==== DATA SHOWN

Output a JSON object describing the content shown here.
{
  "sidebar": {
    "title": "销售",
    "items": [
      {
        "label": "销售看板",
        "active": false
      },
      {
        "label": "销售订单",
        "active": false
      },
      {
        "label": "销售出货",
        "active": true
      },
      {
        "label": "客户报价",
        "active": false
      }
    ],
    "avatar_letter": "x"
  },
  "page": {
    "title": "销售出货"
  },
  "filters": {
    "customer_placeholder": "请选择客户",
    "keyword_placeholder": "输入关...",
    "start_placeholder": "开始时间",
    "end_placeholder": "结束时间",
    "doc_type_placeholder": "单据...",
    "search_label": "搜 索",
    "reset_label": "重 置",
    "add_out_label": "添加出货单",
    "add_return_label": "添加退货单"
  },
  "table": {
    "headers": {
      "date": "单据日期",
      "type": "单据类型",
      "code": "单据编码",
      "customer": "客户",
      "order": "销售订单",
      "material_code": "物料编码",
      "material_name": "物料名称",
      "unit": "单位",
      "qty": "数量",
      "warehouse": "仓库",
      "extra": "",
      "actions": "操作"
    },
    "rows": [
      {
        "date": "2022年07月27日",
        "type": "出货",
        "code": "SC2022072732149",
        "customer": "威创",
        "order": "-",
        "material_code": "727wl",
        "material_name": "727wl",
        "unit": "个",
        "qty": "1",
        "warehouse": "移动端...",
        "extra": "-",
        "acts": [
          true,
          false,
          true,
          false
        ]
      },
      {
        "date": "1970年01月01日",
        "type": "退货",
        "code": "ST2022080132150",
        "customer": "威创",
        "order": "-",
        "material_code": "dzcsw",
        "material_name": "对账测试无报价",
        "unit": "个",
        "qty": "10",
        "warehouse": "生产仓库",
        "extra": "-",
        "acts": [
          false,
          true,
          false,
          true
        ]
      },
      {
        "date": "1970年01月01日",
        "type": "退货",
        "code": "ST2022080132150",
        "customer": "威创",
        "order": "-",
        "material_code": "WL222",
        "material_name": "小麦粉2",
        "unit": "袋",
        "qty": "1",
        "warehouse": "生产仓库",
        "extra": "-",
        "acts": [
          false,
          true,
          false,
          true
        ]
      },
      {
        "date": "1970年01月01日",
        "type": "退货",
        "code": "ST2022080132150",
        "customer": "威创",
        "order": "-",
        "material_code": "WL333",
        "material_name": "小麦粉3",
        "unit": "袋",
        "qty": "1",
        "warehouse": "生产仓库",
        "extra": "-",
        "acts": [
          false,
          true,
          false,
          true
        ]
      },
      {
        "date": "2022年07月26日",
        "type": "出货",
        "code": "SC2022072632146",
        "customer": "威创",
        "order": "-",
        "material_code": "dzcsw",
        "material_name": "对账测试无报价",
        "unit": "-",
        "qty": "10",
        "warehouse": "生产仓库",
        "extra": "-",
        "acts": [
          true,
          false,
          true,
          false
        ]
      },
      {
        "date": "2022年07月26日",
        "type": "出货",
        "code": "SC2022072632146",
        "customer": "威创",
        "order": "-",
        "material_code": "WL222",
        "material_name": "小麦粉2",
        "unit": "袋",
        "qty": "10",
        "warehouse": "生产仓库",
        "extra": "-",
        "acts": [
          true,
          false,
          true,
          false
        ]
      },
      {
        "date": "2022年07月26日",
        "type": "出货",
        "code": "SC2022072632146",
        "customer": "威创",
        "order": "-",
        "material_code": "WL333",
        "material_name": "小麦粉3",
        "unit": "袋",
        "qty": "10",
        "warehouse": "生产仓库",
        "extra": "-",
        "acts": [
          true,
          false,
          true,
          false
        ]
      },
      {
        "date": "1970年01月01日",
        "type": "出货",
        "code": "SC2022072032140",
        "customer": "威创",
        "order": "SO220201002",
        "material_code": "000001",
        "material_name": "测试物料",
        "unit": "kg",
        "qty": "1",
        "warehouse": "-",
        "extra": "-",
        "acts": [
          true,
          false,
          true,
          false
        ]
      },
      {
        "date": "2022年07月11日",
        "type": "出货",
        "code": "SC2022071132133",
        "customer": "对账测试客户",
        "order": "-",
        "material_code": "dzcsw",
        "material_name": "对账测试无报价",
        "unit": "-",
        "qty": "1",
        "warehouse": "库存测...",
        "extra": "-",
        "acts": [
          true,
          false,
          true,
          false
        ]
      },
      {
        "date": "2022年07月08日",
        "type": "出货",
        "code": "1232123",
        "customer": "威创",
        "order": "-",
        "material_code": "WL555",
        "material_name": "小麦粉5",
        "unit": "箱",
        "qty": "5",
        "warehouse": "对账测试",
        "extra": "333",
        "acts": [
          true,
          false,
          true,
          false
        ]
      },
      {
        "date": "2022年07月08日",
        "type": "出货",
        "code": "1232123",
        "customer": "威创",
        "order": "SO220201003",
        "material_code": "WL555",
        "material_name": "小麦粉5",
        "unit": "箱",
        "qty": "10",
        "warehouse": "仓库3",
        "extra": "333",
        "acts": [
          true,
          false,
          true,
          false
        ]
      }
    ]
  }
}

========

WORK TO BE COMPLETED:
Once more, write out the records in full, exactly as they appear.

REPLY:
Output a JSON object describing the content shown here.
{
  "sidebar": {
    "title": "销售",
    "items": [
      {
        "label": "销售看板",
        "active": false
      },
      {
        "label": "销售订单",
        "active": false
      },
      {
        "label": "销售出货",
        "active": true
      },
      {
        "label": "客户报价",
        "active": false
      }
    ],
    "avatar_letter": "x"
  },
  "page": {
    "title": "销售出货"
  },
  "filters": {
    "customer_placeholder": "请选择客户",
    "keyword_placeholder": "输入关...",
    "start_placeholder": "开始时间",
    "end_placeholder": "结束时间",
    "doc_type_placeholder": "单据...",
    "search_label": "搜 索",
    "reset_label": "重 置",
    "add_out_label": "添加出货单",
    "add_return_label": "添加退货单"
  },
  "table": {
    "headers": {
      "date": "单据日期",
      "type": "单据类型",
      "code": "单据编码",
      "customer": "客户",
      "order": "销售订单",
      "material_code": "物料编码",
      "material_name": "物料名称",
      "unit": "单位",
      "qty": "数量",
      "warehouse": "仓库",
      "extra": "",
      "actions": "操作"
    },
    "rows": [
      {
        "date": "2022年07月27日",
        "type": "出货",
        "code": "SC2022072732149",
        "customer": "威创",
        "order": "-",
        "material_code": "727wl",
        "material_name": "727wl",
        "unit": "个",
        "qty": "1",
        "warehouse": "移动端...",
        "extra": "-",
        "acts": [
          true,
          false,
          true,
          false
        ]
      },
      {
        "date": "1970年01月01日",
        "type": "退货",
        "code": "ST2022080132150",
        "customer": "威创",
        "order": "-",
        "material_code": "dzcsw",
        "material_name": "对账测试无报价",
        "unit": "个",
        "qty": "10",
        "warehouse": "生产仓库",
        "extra": "-",
        "acts": [
          false,
          true,
          false,
          true
        ]
      },
      {
        "date": "1970年01月01日",
        "type": "退货",
        "code": "ST2022080132150",
        "customer": "威创",
        "order": "-",
        "material_code": "WL222",
        "material_name": "小麦粉2",
        "unit": "袋",
        "qty": "1",
        "warehouse": "生产仓库",
        "extra": "-",
        "acts": [
          false,
          true,
          false,
          true
        ]
      },
      {
        "date": "1970年01月01日",
        "type": "退货",
        "code": "ST2022080132150",
        "customer": "威创",
        "order": "-",
        "material_code": "WL333",
        "material_name": "小麦粉3",
        "unit": "袋",
        "qty": "1",
        "warehouse": "生产仓库",
        "extra": "-",
        "acts": [
          false,
          true,
          false,
          true
        ]
      },
      {
        "date": "2022年07月26日",
        "type": "出货",
        "code": "SC2022072632146",
        "customer": "威创",
        "order": "-",
        "material_code": "dzcsw",
        "material_name": "对账测试无报价",
        "unit": "-",
        "qty": "10",
        "warehouse": "生产仓库",
        "extra": "-",
        "acts": [
          true,
          false,
          true,
          false
        ]
      },
      {
        "date": "2022年07月26日",
        "type": "出货",
        "code": "SC2022072632146",
        "customer": "威创",
        "order": "-",
        "material_code": "WL222",
        "material_name": "小麦粉2",
        "unit": "袋",
        "qty": "10",
        "warehouse": "生产仓库",
        "extra": "-",
        "acts": [
          true,
          false,
          true,
          false
        ]
      },
      {
        "date": "2022年07月26日",
        "type": "出货",
        "code": "SC2022072632146",
        "customer": "威创",
        "order": "-",
        "material_code": "WL333",
        "material_name": "小麦粉3",
        "unit": "袋",
        "qty": "10",
        "warehouse": "生产仓库",
        "extra": "-",
        "acts": [
          true,
          false,
          true,
          false
        ]
      },
      {
        "date": "1970年01月01日",
        "type": "出货",
        "code": "SC2022072032140",
        "customer": "威创",
        "order": "SO220201002",
        "material_code": "000001",
        "material_name": "测试物料",
        "unit": "kg",
        "qty": "1",
        "warehouse": "-",
        "extra": "-",
        "acts": [
          true,
          false,
          true,
          false
        ]
      },
      {
        "date": "2022年07月11日",
        "type": "出货",
        "code": "SC2022071132133",
        "customer": "对账测试客户",
        "order": "-",
        "material_code": "dzcsw",
        "material_name": "对账测试无报价",
        "unit": "-",
        "qty": "1",
        "warehouse": "库存测...",
        "extra": "-",
        "acts": [
          true,
          false,
          true,
          false
        ]
      },
      {
        "date": "2022年07月08日",
        "type": "出货",
        "code": "1232123",
        "customer": "威创",
        "order": "-",
        "material_code": "WL555",
        "material_name": "小麦粉5",
        "unit": "箱",
        "qty": "5",
        "warehouse": "对账测试",
        "extra": "333",
        "acts": [
          true,
          false,
          true,
          false
        ]
      },
      {
        "date": "2022年07月08日",
        "type": "出货",
        "code": "1232123",
        "customer": "威创",
        "order": "SO220201003",
        "material_code": "WL555",
        "material_name": "小麦粉5",
        "unit": "箱",
        "qty": "10",
        "warehouse": "仓库3",
        "extra": "333",
        "acts": [
          true,
          false,
          true,
          false
        ]
      }
    ]
  }
}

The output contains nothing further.